By the end of the races on Sunday, I was struggling with a lack of sleep and not knowing what time zone I was in. I left the track with most of the drivers before the F1 race started to maybe sleep a little in the hotel. I didn't realize until Sunday morning that my flight was not really on Monday morning, it was more like Sunday night. I had to leave my hotel at midnight Sunday night/Monday morning for a 3:40 a.m. flight to London. Before the race weekend even started I had slept for seven of 48 hours! It was starting to look like I would continue that trend.
I was scheduled to fly from Delhi to London Heathrow airport and then get to London Gatwick to fly to Las Vegas. Everyone said I wouldn't make it from Heathrow to Gatwick on a Monday morning in the time that I had – but guess what, I made it with plenty of time to spare. A friend from the Double R F3 team I drove for earlier in the year picked me up from Heathrow and did a qualifying lap to Gatwick. Purple sectors…
After something like 19 hours of flying I was in Las Vegas and very happy to be in the United States. I had a really cool opportunity to drive the Pirelli three-seat F1 car at Las Vegas Speedway on Tuesday of the SEMA week. It was a lot of fun driving alongside Didier Theys and trying to scare some people! The three-seaters will also be in Austin for the USGP and I think I'll be driving one there as well, which will be a lot of fun.
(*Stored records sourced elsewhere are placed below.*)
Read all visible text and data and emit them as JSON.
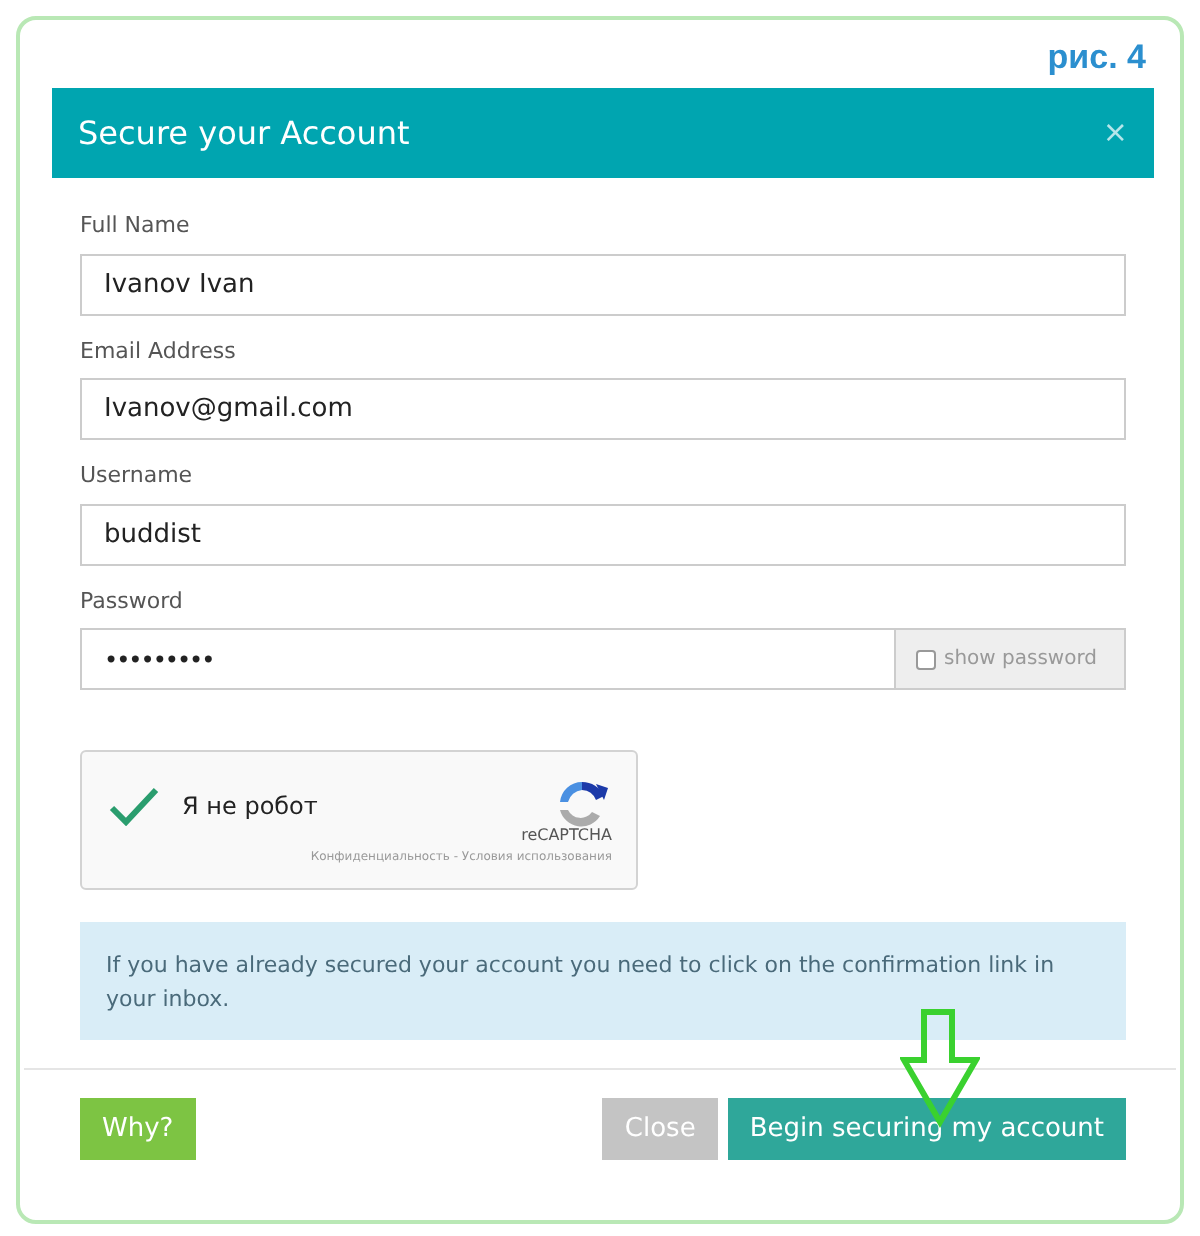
{
  "figure_label": "рис. 4",
  "dialog": {
    "title": "Secure your Account",
    "close": "×"
  },
  "fields": [
    {
      "label": "Full Name",
      "value": "Ivanov Ivan"
    },
    {
      "label": "Email Address",
      "value": "Ivanov@gmail.com"
    },
    {
      "label": "Username",
      "value": "buddist"
    },
    {
      "label": "Password",
      "value": "•••••••••",
      "addon": {
        "label": "show password",
        "checked": false
      }
    }
  ],
  "captcha": {
    "label": "Я не робот",
    "checked": true,
    "brand": "reCAPTCHA",
    "footer": "Конфиденциальность - Условия использования"
  },
  "info": "If you have already secured your account you need to click on the confirmation link in your inbox.",
  "buttons": [
    {
      "label": "Why?",
      "kind": "help"
    },
    {
      "label": "Close",
      "kind": "secondary"
    },
    {
      "label": "Begin securing my account",
      "kind": "primary"
    }
  ]
}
As I type this I am on a plane again, this time heading home! I enjoyed walking around the SEMA show in Las Vegas for a couple days with my dad, checking out some crazy stuff and chatting with a lot of familiar faces.
Next up on my schedule is the United States Grand Prix – I can't believe it's finally almost here. I wish I could race something that weekend but at least I'll get to do a bit of driving in the three-seater. After that the very difficult job begins of trying to sort out how we're going to do World Series Renault 3.5 next year. That would be the ideal choice of things to do but we just have to put it all together.
I hope to see a huge crowd in Austin and hoping the interest in F1 in America continues to grow after the race! I want to see people waving American flags when Alex Rossi is driving the Caterham F1 car in the first Friday practice of the weekend! I can't wait to see an American or Americans RACING in the USGP again someday, and I hope one of those Americans can be me!
Thanks everyone for the continued support it means a lot!